| WHAT THIS TASK INVOLVES |
With the records below as input, work out how many lines include the word "name". Give only the number.

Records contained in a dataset
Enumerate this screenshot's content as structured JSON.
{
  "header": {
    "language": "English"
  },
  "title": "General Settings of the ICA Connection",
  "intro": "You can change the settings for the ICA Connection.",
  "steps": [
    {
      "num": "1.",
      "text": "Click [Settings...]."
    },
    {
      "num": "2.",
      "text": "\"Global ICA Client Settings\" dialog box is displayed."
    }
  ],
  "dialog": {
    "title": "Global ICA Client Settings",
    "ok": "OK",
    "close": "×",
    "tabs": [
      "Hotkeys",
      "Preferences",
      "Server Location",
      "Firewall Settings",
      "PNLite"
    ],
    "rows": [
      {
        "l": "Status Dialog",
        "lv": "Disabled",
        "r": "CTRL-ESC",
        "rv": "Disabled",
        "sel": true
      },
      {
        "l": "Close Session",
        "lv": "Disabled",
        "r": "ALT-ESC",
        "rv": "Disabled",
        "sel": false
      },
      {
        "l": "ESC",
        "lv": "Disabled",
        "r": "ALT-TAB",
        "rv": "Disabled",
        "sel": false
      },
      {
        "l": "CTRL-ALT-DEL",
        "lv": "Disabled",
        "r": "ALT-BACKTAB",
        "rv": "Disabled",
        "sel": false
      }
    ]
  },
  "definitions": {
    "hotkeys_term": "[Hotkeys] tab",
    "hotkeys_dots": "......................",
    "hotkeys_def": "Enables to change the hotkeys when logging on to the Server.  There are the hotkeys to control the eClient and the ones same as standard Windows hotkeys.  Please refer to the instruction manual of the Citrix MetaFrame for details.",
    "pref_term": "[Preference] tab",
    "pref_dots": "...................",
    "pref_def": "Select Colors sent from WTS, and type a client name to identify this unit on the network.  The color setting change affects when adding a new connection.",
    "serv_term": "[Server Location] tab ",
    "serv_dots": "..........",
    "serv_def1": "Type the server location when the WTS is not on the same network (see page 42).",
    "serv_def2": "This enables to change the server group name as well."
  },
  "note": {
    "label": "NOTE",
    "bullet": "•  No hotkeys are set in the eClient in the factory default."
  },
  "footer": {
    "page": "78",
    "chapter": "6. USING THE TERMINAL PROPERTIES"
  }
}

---

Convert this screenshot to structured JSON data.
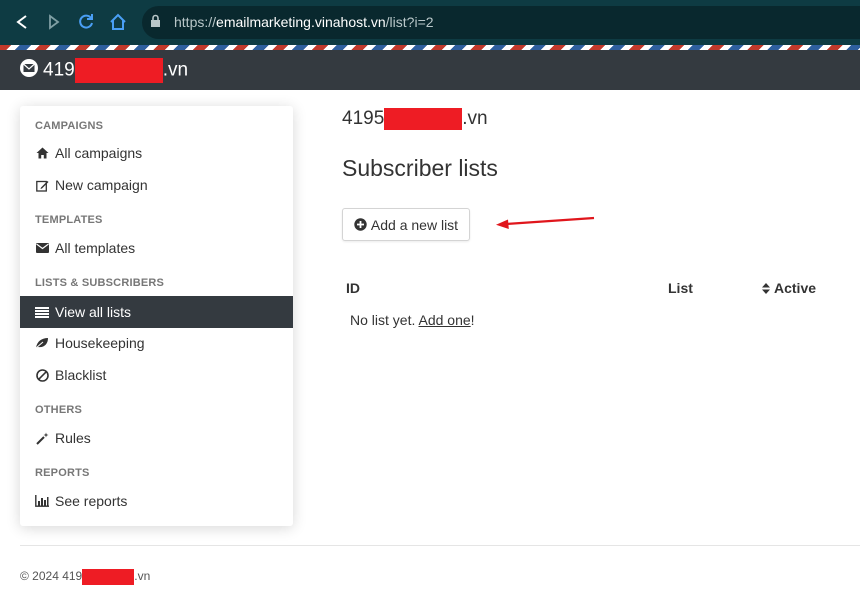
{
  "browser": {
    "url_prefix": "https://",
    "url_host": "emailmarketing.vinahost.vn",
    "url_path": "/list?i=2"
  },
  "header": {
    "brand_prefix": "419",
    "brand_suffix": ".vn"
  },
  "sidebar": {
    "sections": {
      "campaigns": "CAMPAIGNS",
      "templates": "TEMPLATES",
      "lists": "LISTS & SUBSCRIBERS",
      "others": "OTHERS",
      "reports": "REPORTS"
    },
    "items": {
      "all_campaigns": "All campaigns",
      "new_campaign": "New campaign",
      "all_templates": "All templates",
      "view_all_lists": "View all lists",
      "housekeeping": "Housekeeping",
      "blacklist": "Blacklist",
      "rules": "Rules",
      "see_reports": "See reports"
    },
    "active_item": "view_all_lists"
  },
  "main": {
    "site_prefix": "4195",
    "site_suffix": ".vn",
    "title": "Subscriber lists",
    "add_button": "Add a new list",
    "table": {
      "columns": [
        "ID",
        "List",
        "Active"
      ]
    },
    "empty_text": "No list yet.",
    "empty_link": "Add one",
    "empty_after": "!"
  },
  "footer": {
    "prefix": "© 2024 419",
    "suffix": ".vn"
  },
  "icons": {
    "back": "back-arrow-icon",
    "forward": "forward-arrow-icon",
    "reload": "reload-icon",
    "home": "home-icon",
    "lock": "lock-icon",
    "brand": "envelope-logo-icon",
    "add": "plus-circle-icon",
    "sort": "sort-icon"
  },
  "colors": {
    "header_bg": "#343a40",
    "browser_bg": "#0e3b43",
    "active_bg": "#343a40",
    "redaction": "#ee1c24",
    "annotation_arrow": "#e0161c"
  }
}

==

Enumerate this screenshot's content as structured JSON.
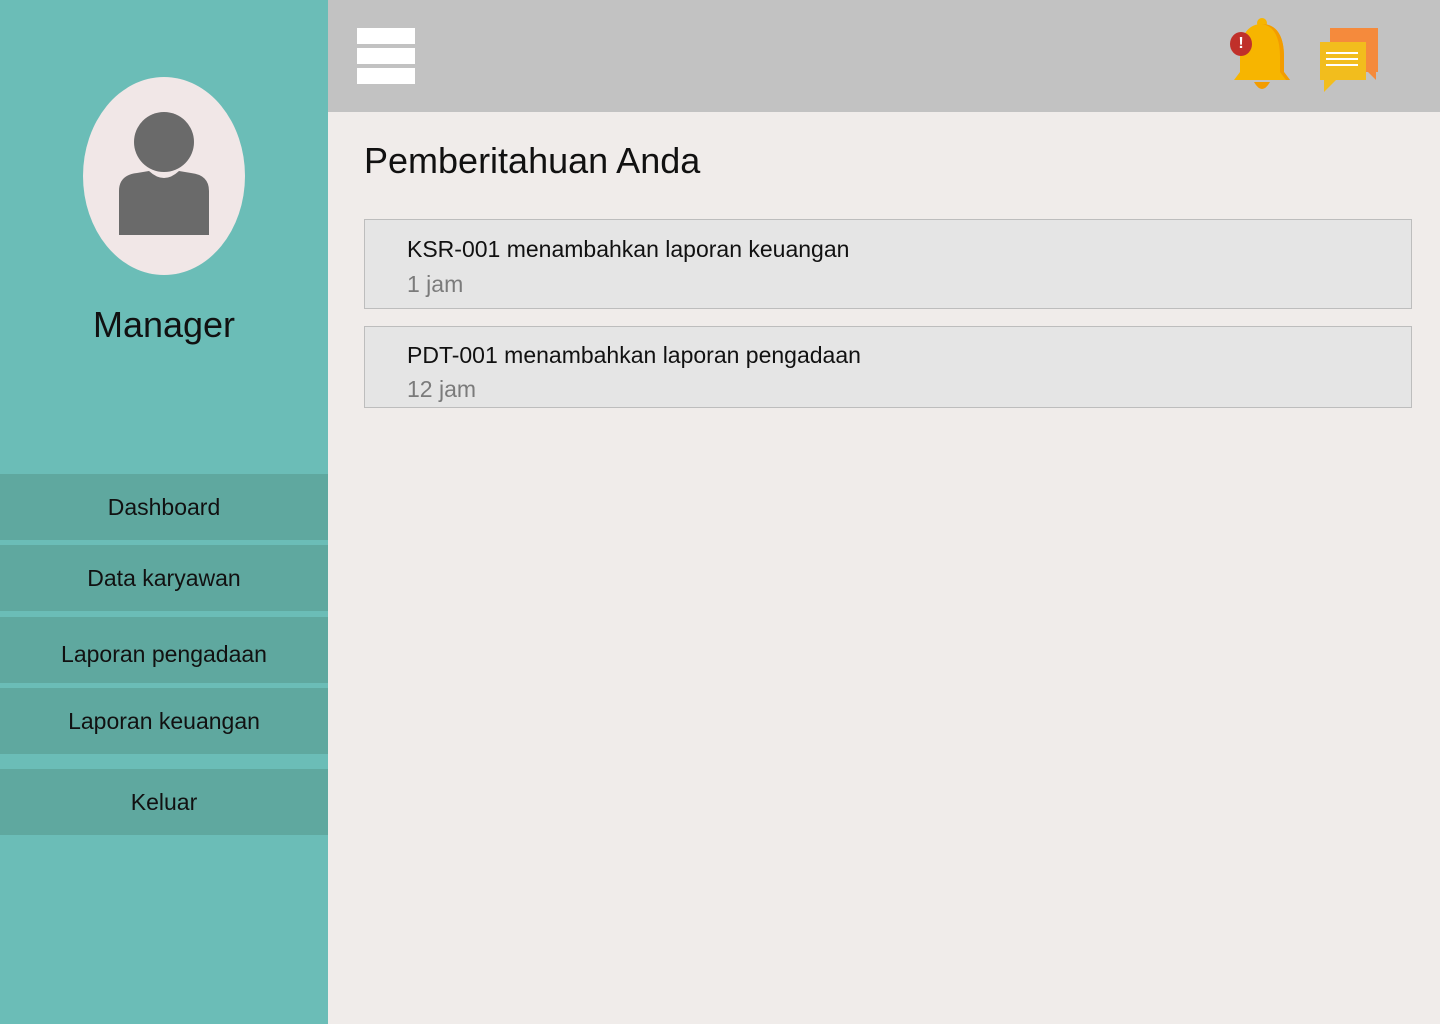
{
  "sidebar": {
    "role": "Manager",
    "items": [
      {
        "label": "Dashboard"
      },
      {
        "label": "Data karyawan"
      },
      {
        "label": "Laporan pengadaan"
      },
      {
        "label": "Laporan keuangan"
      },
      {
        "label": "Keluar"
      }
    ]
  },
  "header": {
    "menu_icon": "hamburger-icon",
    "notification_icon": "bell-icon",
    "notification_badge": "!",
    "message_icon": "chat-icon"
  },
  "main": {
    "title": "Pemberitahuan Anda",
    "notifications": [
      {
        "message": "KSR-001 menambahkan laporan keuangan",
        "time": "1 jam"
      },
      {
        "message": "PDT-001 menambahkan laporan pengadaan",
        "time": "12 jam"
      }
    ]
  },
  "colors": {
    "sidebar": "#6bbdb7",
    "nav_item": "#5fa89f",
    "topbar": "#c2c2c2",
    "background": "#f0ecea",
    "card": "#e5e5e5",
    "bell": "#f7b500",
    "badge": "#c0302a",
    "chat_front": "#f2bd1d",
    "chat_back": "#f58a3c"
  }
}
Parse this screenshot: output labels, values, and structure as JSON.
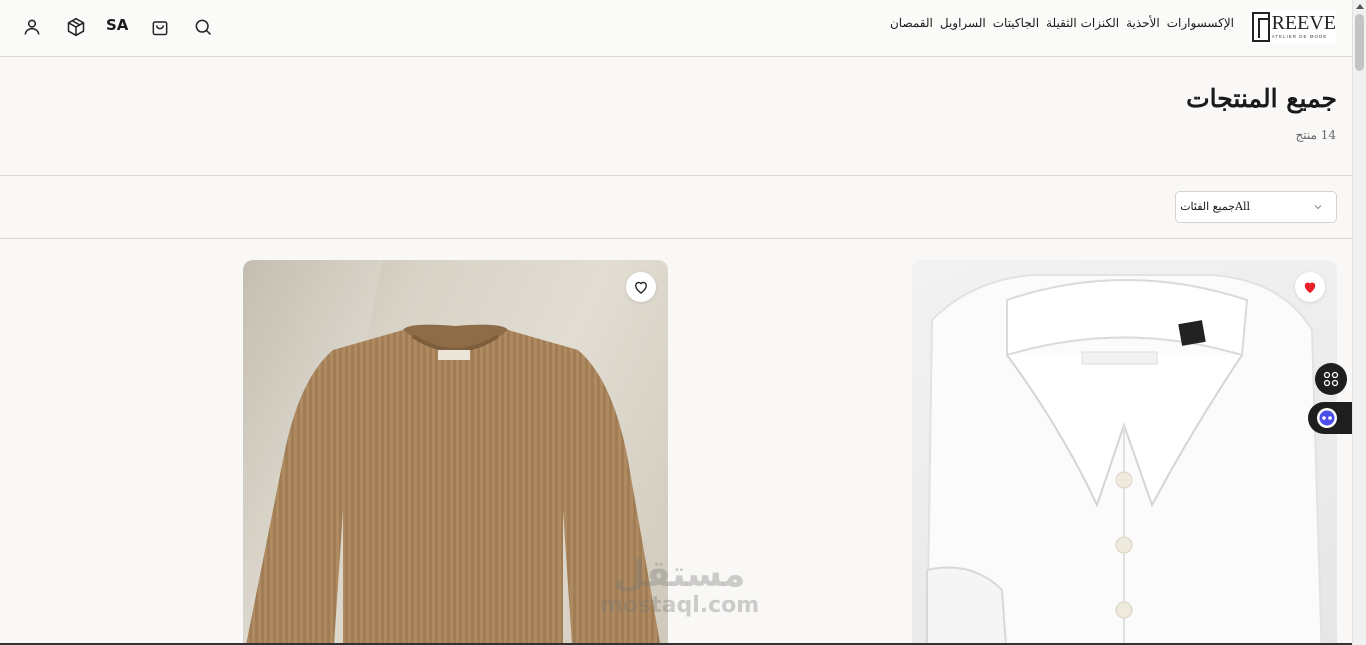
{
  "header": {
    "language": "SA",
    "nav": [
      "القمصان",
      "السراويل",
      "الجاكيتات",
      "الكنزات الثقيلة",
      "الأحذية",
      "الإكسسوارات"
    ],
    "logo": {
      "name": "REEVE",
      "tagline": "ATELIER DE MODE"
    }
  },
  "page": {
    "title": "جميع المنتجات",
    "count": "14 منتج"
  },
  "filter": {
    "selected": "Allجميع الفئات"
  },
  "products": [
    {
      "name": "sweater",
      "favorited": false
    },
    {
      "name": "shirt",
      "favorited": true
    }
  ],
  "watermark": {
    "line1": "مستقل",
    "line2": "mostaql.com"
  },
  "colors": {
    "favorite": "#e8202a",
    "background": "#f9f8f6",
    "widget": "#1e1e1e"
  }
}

| RESULT OF THE TASK |
5